By Ken Kirwin, CFO
I hope you were able to join us at Community First Foundation’s annual investment meeting on February 24. If you were not, copies of the presentations are available here, including a copy of the Environmental, Social and Governance (ESG) presentation.
At the meeting, we provided a presentation on ESG investing – what it is, what we have done to date, and what we are considering for the future. The Foundation has been keeping a pulse on ESG for several years and has been broadly applying ESG screens to our unrestricted fund for almost two years. When we began exploring ESG, we believed we would be required to sacrifice return in order to apply these value screens to our portfolio. We have learned through research and our own experiences that this is not true. To date, ESG strategies have actually met or outperformed non-ESG peers or benchmarks.
We have also learned that ESG-screened investments can provide these commensurate returns with less risk. Morgan Stanley has studied this with data from 2004 to 2018 on nearly 11,000 funds/managers and, according to Graystone, has seen a 20% smaller downside deviation from ESG strategies compared to traditional. Here is a whitepaper prepared by Morgan Stanley that explains this in more detail and below are some FAQ’s. Intuitively, we believe that companies with ESG practices are better able to avoid corporate scandals and other events that would adversely affect shareholder value.

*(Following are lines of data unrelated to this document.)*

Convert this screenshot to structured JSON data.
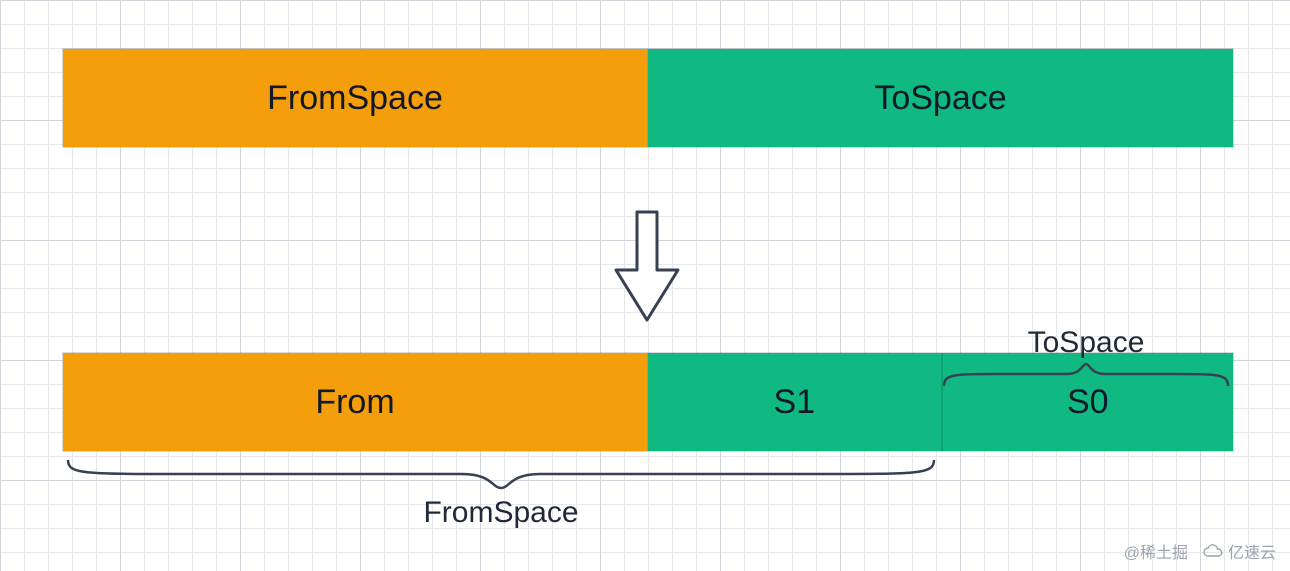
{
  "row1": {
    "from": "FromSpace",
    "to": "ToSpace"
  },
  "row2": {
    "from": "From",
    "s1": "S1",
    "s0": "S0"
  },
  "braces": {
    "top": "ToSpace",
    "bottom": "FromSpace"
  },
  "watermark": {
    "left": "@稀土掘",
    "right": "亿速云"
  },
  "colors": {
    "orange": "#f59e0b",
    "green": "#10b981"
  }
}
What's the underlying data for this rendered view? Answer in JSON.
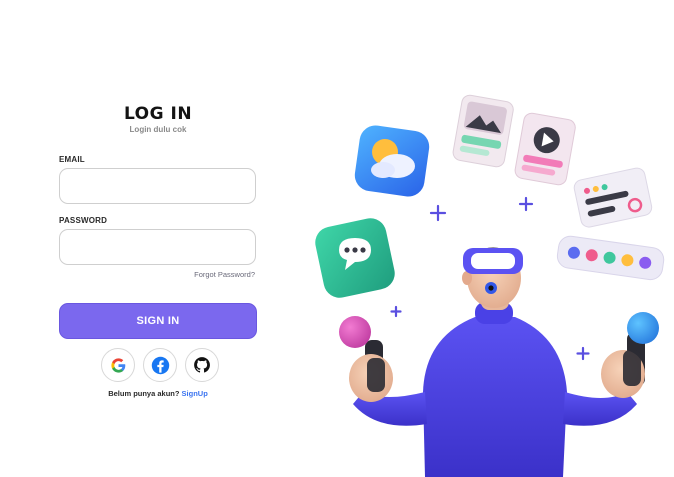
{
  "login": {
    "title": "LOG IN",
    "subtitle": "Login dulu cok",
    "email_label": "EMAIL",
    "email_value": "",
    "password_label": "PASSWORD",
    "password_value": "",
    "forgot_password": "Forgot Password?",
    "sign_in_button": "SIGN IN",
    "signup_prompt": "Belum punya akun?",
    "signup_link": "SignUp"
  },
  "social_buttons": [
    {
      "name": "Google",
      "icon": "google-icon"
    },
    {
      "name": "Facebook",
      "icon": "facebook-icon"
    },
    {
      "name": "GitHub",
      "icon": "github-icon"
    }
  ],
  "colors": {
    "primary": "#7b68ee",
    "link": "#3b74f0",
    "input_border": "#cfcfcf",
    "figure_sweater": "#4a3fe0"
  },
  "illustration": {
    "icons": [
      "weather-icon",
      "photo-card-icon",
      "video-card-icon",
      "settings-card-icon",
      "chat-bubble-icon",
      "color-palette-icon"
    ]
  }
}
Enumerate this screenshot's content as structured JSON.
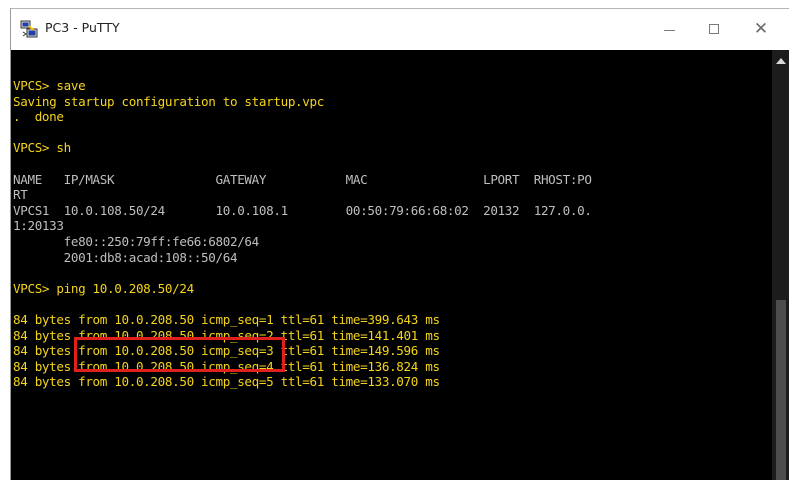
{
  "window": {
    "title": "PC3 - PuTTY",
    "icon": "putty-icon",
    "controls": {
      "minimize": "minimize-icon",
      "maximize": "maximize-icon",
      "close": "close-icon"
    },
    "close_glyph": "✕"
  },
  "colors": {
    "terminal_bg": "#000000",
    "output_text": "#f4d41c",
    "table_text": "#bfbfbf",
    "highlight_box": "#e0201b"
  },
  "terminal": {
    "lines": [
      {
        "text": "VPCS> save",
        "color": "yellow"
      },
      {
        "text": "Saving startup configuration to startup.vpc",
        "color": "yellow"
      },
      {
        "text": ".  done",
        "color": "yellow"
      },
      {
        "text": "",
        "color": "yellow"
      },
      {
        "text": "VPCS> sh",
        "color": "yellow"
      },
      {
        "text": "",
        "color": "yellow"
      },
      {
        "text": "NAME   IP/MASK              GATEWAY           MAC                LPORT  RHOST:PO",
        "color": "gray"
      },
      {
        "text": "RT",
        "color": "gray"
      },
      {
        "text": "VPCS1  10.0.108.50/24       10.0.108.1        00:50:79:66:68:02  20132  127.0.0.",
        "color": "gray"
      },
      {
        "text": "1:20133",
        "color": "gray"
      },
      {
        "text": "       fe80::250:79ff:fe66:6802/64",
        "color": "gray"
      },
      {
        "text": "       2001:db8:acad:108::50/64",
        "color": "gray"
      },
      {
        "text": "",
        "color": "yellow"
      },
      {
        "text": "VPCS> ping 10.0.208.50/24",
        "color": "yellow"
      },
      {
        "text": "",
        "color": "yellow"
      },
      {
        "text": "84 bytes from 10.0.208.50 icmp_seq=1 ttl=61 time=399.643 ms",
        "color": "yellow"
      },
      {
        "text": "84 bytes from 10.0.208.50 icmp_seq=2 ttl=61 time=141.401 ms",
        "color": "yellow"
      },
      {
        "text": "84 bytes from 10.0.208.50 icmp_seq=3 ttl=61 time=149.596 ms",
        "color": "yellow"
      },
      {
        "text": "84 bytes from 10.0.208.50 icmp_seq=4 ttl=61 time=136.824 ms",
        "color": "yellow"
      },
      {
        "text": "84 bytes from 10.0.208.50 icmp_seq=5 ttl=61 time=133.070 ms",
        "color": "yellow"
      }
    ]
  }
}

With the ability to direct investments to companies that are prioritizing sustainability without sacrificing returns and decreasing the risk in the portfolio, our board is considering broadly applying ESG screens to the long-term portfolio. While ESG is often thought of as a values-based approach, we believe ESG also makes sense from an investment perspective.
As ESG has been maturing as a tool, Community First Foundation has been working to understand when and how it makes sense to introduce into the portfolio. I hope you see our efforts in this area as another benefit you receive from our relationship.
ESG stands for Environmental, Social and Governance. An investment made with the intention of generating a measurable, positive social and/or environmental impact alongside a financial return.
While the use of ESG screens can focus investments in firms that are responsible businesses working towards positive goals, the application of the ESG screens will also select out companies that are not focused on these behaviors. By removing these companies from the portfolio, the overall risk of the portfolio should be reduced – without the need to sacrifice returns. See white paper prepared by Morgan Stanley above.
ESG screens are applied to registered securities and can be used on investment throughout the world. It is not practical to limit ESG screening to a local community. Community First Foundation makes local impact through grantmaking and targeted impact investments.
Screening out tobacco, firearms and alcohol is a restriction screening and an issue-based approach. A portfolio can screen these activities out so that no portion is invested in the specified area. In an ESG approach, the portfolio uses criteria to identify companies that are focused on making systemic changes in areas such as climate change, natural resource use, water scarcity, employee treatment, human rights, ethical practices, diversity in leadership, etc.
There are investments strategies that attempt to identify ways to lower volatility within the portfolio based on historical performance of specific companies. An ESG strategy, however, is rooted in the structure of the company’s fundamental behavior, with the intent that this will produce lower risk in the future.
Because there are 130 nonprofit partners invested in the portfolio, it is not possible to identify a set of values-based investment that will be common to all. Community First Foundation will apply broad ESG screens that will focus on selecting companies that are “doing good”. Our real goal is to employ ESG screens to identify companies that are actively managing their environmental and operational risks to reduce the overall risk in the portfolio.
Some companies have identified their impact on the environment as a priority and are working to address their impact. Some have set goals of being carbon neutral by a specified date while others are investing in technologies to reduce the world’s dependence on fossil fuels. But not all ESG screens are focused on climate change. Some companies are more focused on other environmental, social or governance issues. Please refer to the attached ESG presentation from the annual investment meeting.